Dataset rows describing interfaces:
* * * * * * * * *
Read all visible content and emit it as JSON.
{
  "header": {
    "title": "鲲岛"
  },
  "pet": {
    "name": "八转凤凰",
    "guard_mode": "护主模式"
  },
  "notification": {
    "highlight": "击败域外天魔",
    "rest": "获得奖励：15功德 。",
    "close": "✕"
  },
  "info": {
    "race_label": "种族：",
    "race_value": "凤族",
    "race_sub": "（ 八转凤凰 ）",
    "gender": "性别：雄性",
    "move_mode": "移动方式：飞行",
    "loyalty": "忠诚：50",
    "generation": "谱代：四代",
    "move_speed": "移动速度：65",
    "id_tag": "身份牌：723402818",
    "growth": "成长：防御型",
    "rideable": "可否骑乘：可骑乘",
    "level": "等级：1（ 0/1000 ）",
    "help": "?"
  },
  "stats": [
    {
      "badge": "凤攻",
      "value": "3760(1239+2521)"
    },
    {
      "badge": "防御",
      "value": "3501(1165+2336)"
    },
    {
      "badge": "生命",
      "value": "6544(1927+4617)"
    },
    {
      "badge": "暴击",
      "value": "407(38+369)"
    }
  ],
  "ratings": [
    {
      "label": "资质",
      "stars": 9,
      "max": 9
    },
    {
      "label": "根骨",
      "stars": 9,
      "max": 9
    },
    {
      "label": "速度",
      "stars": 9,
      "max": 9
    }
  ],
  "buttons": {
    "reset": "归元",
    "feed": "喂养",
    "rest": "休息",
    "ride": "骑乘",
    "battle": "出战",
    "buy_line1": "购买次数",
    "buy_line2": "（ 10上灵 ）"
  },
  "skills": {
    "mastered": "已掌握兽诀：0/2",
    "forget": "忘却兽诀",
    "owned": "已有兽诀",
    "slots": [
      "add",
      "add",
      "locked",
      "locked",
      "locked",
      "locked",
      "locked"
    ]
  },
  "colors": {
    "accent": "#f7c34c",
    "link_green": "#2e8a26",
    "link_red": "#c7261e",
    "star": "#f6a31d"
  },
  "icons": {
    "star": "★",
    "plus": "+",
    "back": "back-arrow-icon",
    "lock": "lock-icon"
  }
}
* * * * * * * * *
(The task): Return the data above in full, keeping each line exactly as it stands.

(Answer box):
Read all visible content and emit it as JSON.
{
  "header": {
    "title": "鲲岛"
  },
  "pet": {
    "name": "八转凤凰",
    "guard_mode": "护主模式"
  },
  "notification": {
    "highlight": "击败域外天魔",
    "rest": "获得奖励：15功德 。",
    "close": "✕"
  },
  "info": {
    "race_label": "种族：",
    "race_value": "凤族",
    "race_sub": "（ 八转凤凰 ）",
    "gender": "性别：雄性",
    "move_mode": "移动方式：飞行",
    "loyalty": "忠诚：50",
    "generation": "谱代：四代",
    "move_speed": "移动速度：65",
    "id_tag": "身份牌：723402818",
    "growth": "成长：防御型",
    "rideable": "可否骑乘：可骑乘",
    "level": "等级：1（ 0/1000 ）",
    "help": "?"
  },
  "stats": [
    {
      "badge": "凤攻",
      "value": "3760(1239+2521)"
    },
    {
      "badge": "防御",
      "value": "3501(1165+2336)"
    },
    {
      "badge": "生命",
      "value": "6544(1927+4617)"
    },
    {
      "badge": "暴击",
      "value": "407(38+369)"
    }
  ],
  "ratings": [
    {
      "label": "资质",
      "stars": 9,
      "max": 9
    },
    {
      "label": "根骨",
      "stars": 9,
      "max": 9
    },
    {
      "label": "速度",
      "stars": 9,
      "max": 9
    }
  ],
  "buttons": {
    "reset": "归元",
    "feed": "喂养",
    "rest": "休息",
    "ride": "骑乘",
    "battle": "出战",
    "buy_line1": "购买次数",
    "buy_line2": "（ 10上灵 ）"
  },
  "skills": {
    "mastered": "已掌握兽诀：0/2",
    "forget": "忘却兽诀",
    "owned": "已有兽诀",
    "slots": [
      "add",
      "add",
      "locked",
      "locked",
      "locked",
      "locked",
      "locked"
    ]
  },
  "colors": {
    "accent": "#f7c34c",
    "link_green": "#2e8a26",
    "link_red": "#c7261e",
    "star": "#f6a31d"
  },
  "icons": {
    "star": "★",
    "plus": "+",
    "back": "back-arrow-icon",
    "lock": "lock-icon"
  }
}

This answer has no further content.